the formation of Atheism+ is not surprising. There has been the predictably enraged response from men’s rights activists, who comprise a surprisingly significant population in the atheist movement. The MRAs, Dawkins aficionados, and their ilk operate under their own logic. But the reaction of the more intellectually-inclined elements, even the more liberal ones, has also been negative. This is also not surprising, but in an understandable way.
In part this is territorial. While Atheism+ is loose grassroots setup at the moment, really little more than a forum, it is potentially a new organization that might compete for membership. So here we see many Humanists claiming Atheism+ as their own. The philosophical arguments are not necessarily wrong here—the two groups do share many of the same values. But there are practical differences.
Atheism+ can also be seen as a rebuke to existing organisations, in that it implies a purpose that they have not been fulfilling.
Atheism+ also explicitly reconnects atheism to political and social values. For established atheists, this has a number of consequences. There is a pretty consistent set of arguments: Atheism+ is just Humanism, you can’t derive values from the definition of atheism, and it is divisive. I think the last one is actually the real argument for most of the “old boy” atheists. Whatever argument is being made it is nearly always prefaced with an overwrought statement about how Atheism+ threatens the fabric of the atheist community (although rampant bigotry apparently does not).
I think there are three main actual concerns.
1. Atheism+ may lead to factionalization. There is now a segment of atheists organizing on the basis of political and social beliefs. Can further factionalization be further behind? Will Libertarian atheists form their own group? Ayn Rand devotees? MRAs? Most people would not see this as a bad thing. The existence of interest groups within large organizations is standard operating procedure. I have lost count of how many interest groups the American Anthropological Association has, but it trundles along regardless. However ut older atheists see this as splitting up their community—the single large club they are used to may dissolve into many clubs.
2. Athesim+ threatens old friendships. Atheism+ formed after at least a year of vicious harassment of women by bigots. This sounds simple enough, but the online struggle soon sucked in other members of the atheist community who are not necessarily bigots but who, for whatever reason (cluelessness, friends who are bigots, resentment over being roughly handled in comment sections, etc.), ended up aligned against the atheist feminists. The formation of Atheism+ calls out a number of prominent atheists who have been critical or dismissive of feminists in the atheist movement by either denying sexism exists in the movement or blaming feminists for the problem of sexism. This confronts many old boy atheists who might otherwise agree with the goals of Atheism+ with the problem of choosing between friends or supporting a bunch of loudmouthed upstarts.
3. Atheism+ undermines value-neutrality. A persistent argument against reconnecting atheism and values is that you can’t derive any values from the definition of atheism.
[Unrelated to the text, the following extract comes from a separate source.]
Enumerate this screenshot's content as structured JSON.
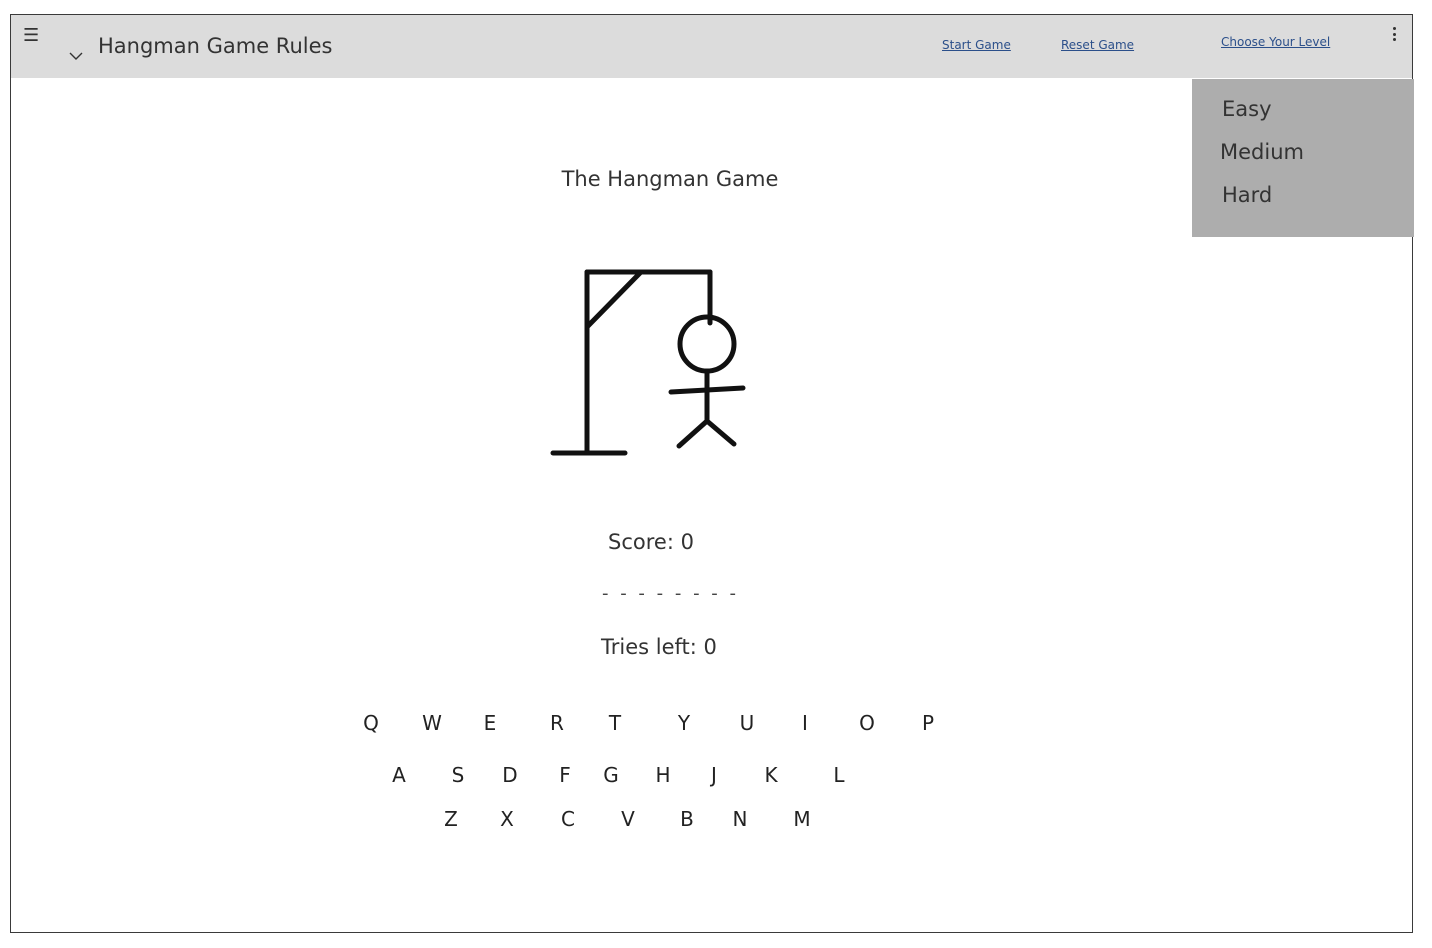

I haven’t considered this a good faith argument—it’s trivially true in one way, wrong in every other way. But I now think it is sincere in that it does cover a deeper anxiety. Whether value-neutrality is viable or not, it is important as a unifying ideology of the atheist movement. Atheism’s self image is that of an embattled community of rationality. For many atheists a crudely scientistic understanding of reason provides an identity, providing membership in a select group—those who have penetrated the veil that blinds the sheeple. Atheism+ may come across as an attack on what many atheists see as either a core value or an important social glue.
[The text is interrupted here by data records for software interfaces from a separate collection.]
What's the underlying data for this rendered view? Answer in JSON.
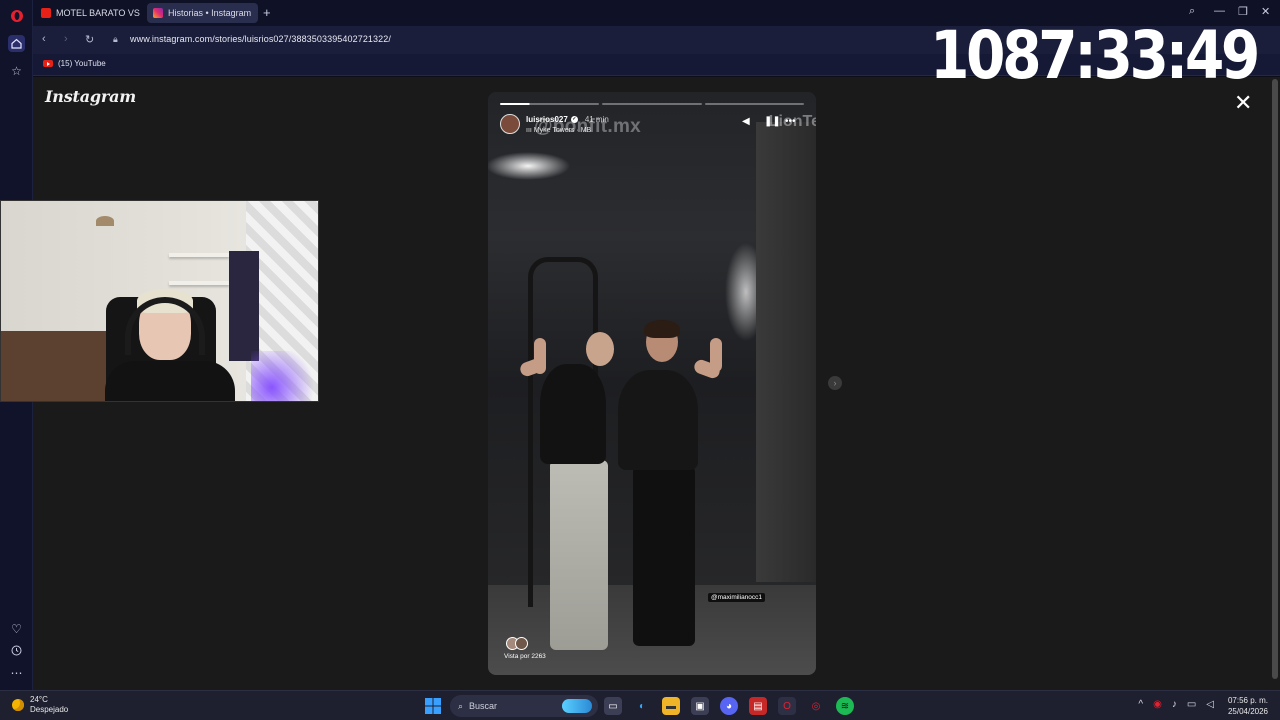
{
  "browser": {
    "tabs": [
      {
        "label": "MOTEL BARATO VS MOTE",
        "favicon": "youtube-icon",
        "active": false
      },
      {
        "label": "Historias • Instagram",
        "favicon": "instagram-icon",
        "active": true
      }
    ],
    "address": "www.instagram.com/stories/luisrios027/3883503395402721322/",
    "bookmarks": [
      {
        "label": "(15) YouTube",
        "icon": "youtube-icon"
      }
    ]
  },
  "overlay": {
    "timer": "1087:33:49"
  },
  "instagram": {
    "logo": "Instagram",
    "story": {
      "username": "luisrios027",
      "time": "41 min",
      "song": "Myke Towers · MB",
      "watermark": "@bonfit.mx",
      "watermark2": "LionTe",
      "mention": "@maximilianocc1",
      "viewed_by": "Vista por 2263",
      "segments": 3,
      "active_segment_progress": 0.3
    }
  },
  "taskbar": {
    "weather_temp": "24°C",
    "weather_desc": "Despejado",
    "search_placeholder": "Buscar",
    "time": "07:56 p. m.",
    "date": "25/04/2026"
  }
}
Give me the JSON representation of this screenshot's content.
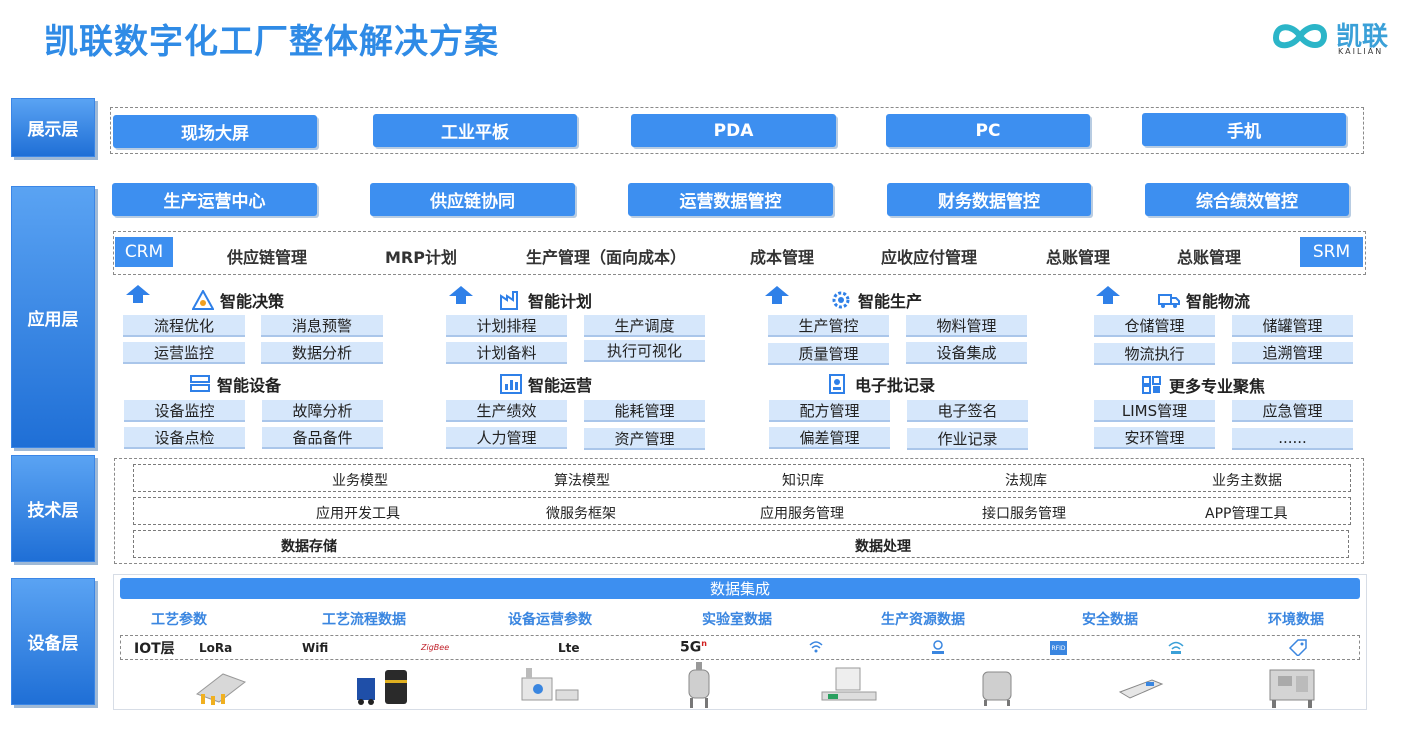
{
  "title": "凯联数字化工厂整体解决方案",
  "logo": {
    "name": "凯联",
    "sub": "KAILIAN"
  },
  "layers": {
    "display": "展示层",
    "application": "应用层",
    "technology": "技术层",
    "device": "设备层"
  },
  "display_items": [
    "现场大屏",
    "工业平板",
    "PDA",
    "PC",
    "手机"
  ],
  "centers": [
    "生产运营中心",
    "供应链协同",
    "运营数据管控",
    "财务数据管控",
    "综合绩效管控"
  ],
  "erp_row": {
    "left_tag": "CRM",
    "items": [
      "供应链管理",
      "MRP计划",
      "生产管理（面向成本）",
      "成本管理",
      "应收应付管理",
      "总账管理",
      "总账管理"
    ],
    "right_tag": "SRM"
  },
  "modules": [
    {
      "title": "智能决策",
      "icon": "decision-icon",
      "items": [
        "流程优化",
        "消息预警",
        "运营监控",
        "数据分析"
      ]
    },
    {
      "title": "智能计划",
      "icon": "factory-icon",
      "items": [
        "计划排程",
        "生产调度",
        "计划备料",
        "执行可视化"
      ]
    },
    {
      "title": "智能生产",
      "icon": "gear-icon",
      "items": [
        "生产管控",
        "物料管理",
        "质量管理",
        "设备集成"
      ]
    },
    {
      "title": "智能物流",
      "icon": "truck-icon",
      "items": [
        "仓储管理",
        "储罐管理",
        "物流执行",
        "追溯管理"
      ]
    },
    {
      "title": "智能设备",
      "icon": "server-icon",
      "items": [
        "设备监控",
        "故障分析",
        "设备点检",
        "备品备件"
      ]
    },
    {
      "title": "智能运营",
      "icon": "bar-chart-icon",
      "items": [
        "生产绩效",
        "能耗管理",
        "人力管理",
        "资产管理"
      ]
    },
    {
      "title": "电子批记录",
      "icon": "document-user-icon",
      "items": [
        "配方管理",
        "电子签名",
        "偏差管理",
        "作业记录"
      ]
    },
    {
      "title": "更多专业聚焦",
      "icon": "grid-icon",
      "items": [
        "LIMS管理",
        "应急管理",
        "安环管理",
        "......"
      ]
    }
  ],
  "tech": {
    "row1": [
      "业务模型",
      "算法模型",
      "知识库",
      "法规库",
      "业务主数据"
    ],
    "row2": [
      "应用开发工具",
      "微服务框架",
      "应用服务管理",
      "接口服务管理",
      "APP管理工具"
    ],
    "row3": [
      "数据存储",
      "数据处理"
    ]
  },
  "device": {
    "integration": "数据集成",
    "categories": [
      "工艺参数",
      "工艺流程数据",
      "设备运营参数",
      "实验室数据",
      "生产资源数据",
      "安全数据",
      "环境数据"
    ],
    "iot_label": "IOT层",
    "protocols": [
      "LoRa",
      "Wifi",
      "ZigBee",
      "Lte",
      "5G",
      "",
      "",
      "RFID",
      "",
      ""
    ],
    "equipment": [
      "production-line-icon",
      "tank-forklift-icon",
      "lab-instrument-icon",
      "reactor-icon",
      "balance-icon",
      "storage-tank-icon",
      "scanner-icon",
      "packaging-machine-icon"
    ]
  },
  "colors": {
    "primary": "#3d8ff0",
    "chip": "#d6e7fb",
    "title": "#2f8be6"
  }
}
I have no idea how Atheism+ will develop. Right now it is simply a “safe” place for a subset of atheists to thrash out ideas without having their right to do so continually challenged or sabotaged through trolling and harrassment. It may become something more formal, it may not. It may just peter out, although the change it has set in motion will probably continue—it is no longer so easy to ignore the scale of bigotry in the atheist community.
If Atheism+ continues on the present course of just being a place for progressive atheists to interact, I imagine the overheated rhetoric on the part of established bloggers, etc., will end once they no longer see Atheism+ as having a negative impact on their community and relationships. Debate over issues such as value-neutrality will no doubt continue, but, one hopes, a little more rationally once the fear of communal disruption is alleviated. One always hopes.